(c) AUTHORIZATION OF APPROPRIATIONS.—There are authorized to be appropriated such sums as may be necessary to carry out this section.
National Commission Says Expand Draft Registration to Include Women
On March 25, the National Commission on Military, National, and Public Service (NCMNPS), after a three-year charade of stage-managed and largely one-sided public events accompanied by closed-door meetings and negotiations among the members of the Commission, released its final report. It recommends that Congress amend the Military Selective Service Act to require that young women, as well as young men, register for the draft when they reach age 18, and inform the Selective Service System each time they change their address until their 26th birthday.
The Commission's recommendations with respect to Selective Service registration are such a naïve fantasy, completely unfeasible and with no foundation in research or reality.
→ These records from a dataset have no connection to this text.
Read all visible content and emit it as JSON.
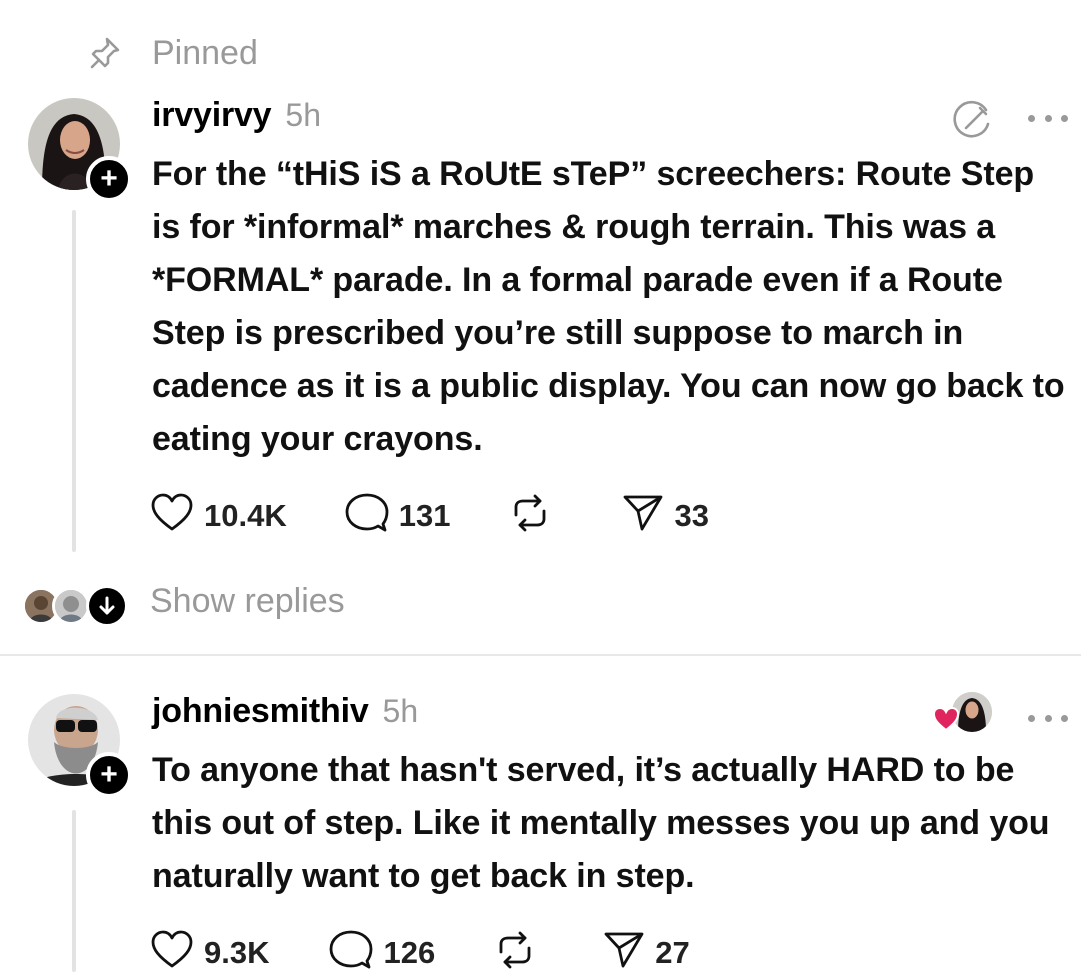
{
  "pinned": {
    "label": "Pinned"
  },
  "posts": [
    {
      "username": "irvyirvy",
      "time": "5h",
      "text": "For the “tHiS iS a RoUtE sTeP” screechers: Route Step is for *informal* marches & rough terrain. This was a *FORMAL* parade. In a formal parade even if a Route Step is prescribed you’re still suppose to march in cadence as it is a public display. You can now go back to eating your crayons.",
      "likes": "10.4K",
      "replies": "131",
      "shares": "33"
    },
    {
      "username": "johniesmithiv",
      "time": "5h",
      "text": "To anyone that hasn't served, it’s actually HARD to be this out of step. Like it mentally messes you up and you naturally want to get back in step.",
      "likes": "9.3K",
      "replies": "126",
      "shares": "27"
    }
  ],
  "show_replies": {
    "label": "Show replies"
  },
  "icons": {
    "pin": "pin-icon",
    "follow": "plus-icon",
    "edit": "edit-icon",
    "more": "more-icon",
    "like": "heart-icon",
    "reply": "comment-icon",
    "repost": "repost-icon",
    "share": "send-icon",
    "expand": "arrow-down-icon",
    "liked_by_author": "red-heart-icon"
  },
  "colors": {
    "muted": "#999999",
    "text": "#111111",
    "heart": "#e0245e",
    "divider": "#e8e8e8"
  }
}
The Commission kept its head firmly in the sand, carefully avoiding any inquiry into whether or how the current (unenforced and widely violated) registration requirement for men, much less an expanded registration requirement applicable also to women, could be enforced.
In the report’s 255 pages, there's no mention at all of compliance or noncompliance with draft registration. There's been no audit of the registration database since 1982, and the Commission didn't conduct or ask for one.
The Department of Justice is, and would remain, responsible for enforcement of the registration requirement; but nobody has been prosecuted for non registration since 1986, and in the years that have followed, the DoJ has made neither any estimate of the numbers of violators nor any plan or budget for how to identify, investigate, find, arrest, prosecute, or incarcerate them.